RECORDS FOR THE EXERCISE ->
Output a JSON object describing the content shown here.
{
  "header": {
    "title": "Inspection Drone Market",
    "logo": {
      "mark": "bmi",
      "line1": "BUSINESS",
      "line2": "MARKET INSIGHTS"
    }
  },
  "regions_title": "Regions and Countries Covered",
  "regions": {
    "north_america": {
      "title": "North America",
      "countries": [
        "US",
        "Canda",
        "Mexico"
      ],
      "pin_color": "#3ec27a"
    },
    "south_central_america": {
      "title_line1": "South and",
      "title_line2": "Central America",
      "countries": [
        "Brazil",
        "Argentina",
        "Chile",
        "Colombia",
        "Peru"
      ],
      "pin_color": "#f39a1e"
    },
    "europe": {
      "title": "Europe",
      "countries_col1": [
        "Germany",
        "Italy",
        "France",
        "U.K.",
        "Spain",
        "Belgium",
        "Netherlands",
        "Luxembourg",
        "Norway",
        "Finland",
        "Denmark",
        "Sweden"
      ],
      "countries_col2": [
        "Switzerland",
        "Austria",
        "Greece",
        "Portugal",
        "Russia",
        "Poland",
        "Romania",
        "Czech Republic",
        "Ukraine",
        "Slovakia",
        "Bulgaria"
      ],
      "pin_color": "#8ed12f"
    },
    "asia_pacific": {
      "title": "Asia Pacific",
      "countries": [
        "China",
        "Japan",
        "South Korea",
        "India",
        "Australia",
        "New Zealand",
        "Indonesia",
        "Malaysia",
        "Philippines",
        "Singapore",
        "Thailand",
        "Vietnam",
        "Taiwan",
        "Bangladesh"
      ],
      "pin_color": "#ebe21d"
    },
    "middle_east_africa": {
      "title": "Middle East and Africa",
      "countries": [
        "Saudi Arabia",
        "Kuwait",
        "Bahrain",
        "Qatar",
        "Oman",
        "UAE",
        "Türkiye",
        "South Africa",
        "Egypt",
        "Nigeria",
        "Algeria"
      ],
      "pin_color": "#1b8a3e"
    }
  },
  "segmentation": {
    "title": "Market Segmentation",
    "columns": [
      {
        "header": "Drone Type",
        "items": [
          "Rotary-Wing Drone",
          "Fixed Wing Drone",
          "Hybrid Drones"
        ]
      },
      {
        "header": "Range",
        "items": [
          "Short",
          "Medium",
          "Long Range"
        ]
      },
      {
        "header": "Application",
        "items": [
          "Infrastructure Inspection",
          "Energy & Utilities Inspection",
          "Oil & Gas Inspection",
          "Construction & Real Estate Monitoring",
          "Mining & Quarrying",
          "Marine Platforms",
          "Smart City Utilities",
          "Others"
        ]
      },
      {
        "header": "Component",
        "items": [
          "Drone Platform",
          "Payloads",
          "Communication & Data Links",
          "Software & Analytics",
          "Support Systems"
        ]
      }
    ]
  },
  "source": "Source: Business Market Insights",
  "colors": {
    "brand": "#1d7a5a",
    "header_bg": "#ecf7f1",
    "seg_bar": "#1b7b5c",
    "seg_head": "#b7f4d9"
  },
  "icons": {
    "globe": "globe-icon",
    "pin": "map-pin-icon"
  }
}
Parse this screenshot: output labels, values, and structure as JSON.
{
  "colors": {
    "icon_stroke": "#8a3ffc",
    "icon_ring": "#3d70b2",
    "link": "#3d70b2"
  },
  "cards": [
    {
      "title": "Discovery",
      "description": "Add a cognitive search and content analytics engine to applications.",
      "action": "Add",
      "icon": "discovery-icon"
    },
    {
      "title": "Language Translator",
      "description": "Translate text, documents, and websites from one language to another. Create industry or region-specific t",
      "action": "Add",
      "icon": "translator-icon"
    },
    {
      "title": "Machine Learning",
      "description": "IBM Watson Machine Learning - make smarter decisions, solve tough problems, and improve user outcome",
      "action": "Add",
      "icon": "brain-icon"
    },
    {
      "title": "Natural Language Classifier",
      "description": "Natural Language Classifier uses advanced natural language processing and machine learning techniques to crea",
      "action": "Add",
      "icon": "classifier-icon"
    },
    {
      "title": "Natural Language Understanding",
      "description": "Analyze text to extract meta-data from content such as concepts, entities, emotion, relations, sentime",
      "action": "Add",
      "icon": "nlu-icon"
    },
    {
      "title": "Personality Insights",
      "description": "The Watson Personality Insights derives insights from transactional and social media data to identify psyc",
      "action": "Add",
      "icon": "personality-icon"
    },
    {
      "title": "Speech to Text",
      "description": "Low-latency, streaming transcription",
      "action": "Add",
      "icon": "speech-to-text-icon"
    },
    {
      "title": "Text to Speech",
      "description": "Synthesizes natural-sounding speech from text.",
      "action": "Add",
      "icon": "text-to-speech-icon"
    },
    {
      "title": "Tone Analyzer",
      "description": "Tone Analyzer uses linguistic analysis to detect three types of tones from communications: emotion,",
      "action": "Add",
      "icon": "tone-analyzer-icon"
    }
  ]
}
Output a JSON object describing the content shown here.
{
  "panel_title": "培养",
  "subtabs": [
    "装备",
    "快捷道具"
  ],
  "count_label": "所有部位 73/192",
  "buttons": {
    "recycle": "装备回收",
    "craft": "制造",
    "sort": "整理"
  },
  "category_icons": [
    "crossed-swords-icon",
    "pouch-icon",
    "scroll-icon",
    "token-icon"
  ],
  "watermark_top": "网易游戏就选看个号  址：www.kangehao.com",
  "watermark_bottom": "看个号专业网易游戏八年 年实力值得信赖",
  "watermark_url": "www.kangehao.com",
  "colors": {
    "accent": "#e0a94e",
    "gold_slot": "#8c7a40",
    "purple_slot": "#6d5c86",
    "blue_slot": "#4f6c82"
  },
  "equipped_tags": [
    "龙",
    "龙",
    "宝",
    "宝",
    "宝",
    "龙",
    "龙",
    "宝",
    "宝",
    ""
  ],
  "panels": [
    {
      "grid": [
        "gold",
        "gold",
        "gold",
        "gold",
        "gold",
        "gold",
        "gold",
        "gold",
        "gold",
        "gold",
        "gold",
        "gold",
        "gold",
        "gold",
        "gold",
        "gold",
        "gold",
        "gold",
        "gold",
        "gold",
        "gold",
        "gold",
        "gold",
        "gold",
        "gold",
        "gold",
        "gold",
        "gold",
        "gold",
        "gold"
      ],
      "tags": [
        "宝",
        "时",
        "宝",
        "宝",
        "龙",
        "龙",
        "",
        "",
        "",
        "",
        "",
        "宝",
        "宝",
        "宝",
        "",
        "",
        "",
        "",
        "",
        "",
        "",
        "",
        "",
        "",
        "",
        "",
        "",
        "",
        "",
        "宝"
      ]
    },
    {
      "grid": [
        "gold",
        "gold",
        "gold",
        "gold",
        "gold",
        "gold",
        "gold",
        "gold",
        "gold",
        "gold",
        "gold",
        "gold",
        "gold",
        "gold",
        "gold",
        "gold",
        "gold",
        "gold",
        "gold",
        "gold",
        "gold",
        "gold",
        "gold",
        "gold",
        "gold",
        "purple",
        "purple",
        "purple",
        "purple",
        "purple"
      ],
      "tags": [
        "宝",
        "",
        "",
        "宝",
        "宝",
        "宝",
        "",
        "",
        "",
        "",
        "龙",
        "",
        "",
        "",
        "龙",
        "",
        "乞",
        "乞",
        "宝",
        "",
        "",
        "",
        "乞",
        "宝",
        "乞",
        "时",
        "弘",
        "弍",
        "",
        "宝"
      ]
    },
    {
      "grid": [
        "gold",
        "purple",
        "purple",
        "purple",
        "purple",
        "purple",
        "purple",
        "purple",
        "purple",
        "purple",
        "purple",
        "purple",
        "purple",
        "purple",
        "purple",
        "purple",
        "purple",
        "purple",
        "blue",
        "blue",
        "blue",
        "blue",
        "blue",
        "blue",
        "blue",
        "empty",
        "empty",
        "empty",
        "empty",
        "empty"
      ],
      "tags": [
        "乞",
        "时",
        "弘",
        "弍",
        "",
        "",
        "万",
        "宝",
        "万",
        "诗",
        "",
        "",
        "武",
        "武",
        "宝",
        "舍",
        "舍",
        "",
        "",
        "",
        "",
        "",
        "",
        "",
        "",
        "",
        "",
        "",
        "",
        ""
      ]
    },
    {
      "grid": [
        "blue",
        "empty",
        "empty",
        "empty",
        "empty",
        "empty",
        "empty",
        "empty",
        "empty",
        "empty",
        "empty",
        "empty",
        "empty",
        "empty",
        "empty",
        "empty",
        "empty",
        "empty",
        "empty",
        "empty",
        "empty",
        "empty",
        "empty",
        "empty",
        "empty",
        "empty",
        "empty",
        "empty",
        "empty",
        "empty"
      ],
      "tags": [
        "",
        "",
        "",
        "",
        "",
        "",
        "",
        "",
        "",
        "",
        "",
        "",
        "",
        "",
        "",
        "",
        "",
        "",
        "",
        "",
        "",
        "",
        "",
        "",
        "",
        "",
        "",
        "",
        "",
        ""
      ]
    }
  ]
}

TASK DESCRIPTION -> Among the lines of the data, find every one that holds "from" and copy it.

SOLUTION FOR THIS PROBLEM ->
      "description": "Translate text, documents, and websites from one language to another. Create industry or region-specific t",
      "description": "Analyze text to extract meta-data from content such as concepts, entities, emotion, relations, sentime",
      "description": "The Watson Personality Insights derives insights from transactional and social media data to identify psyc",
      "description": "Synthesizes natural-sounding speech from text.",
      "description": "Tone Analyzer uses linguistic analysis to detect three types of tones from communications: emotion,",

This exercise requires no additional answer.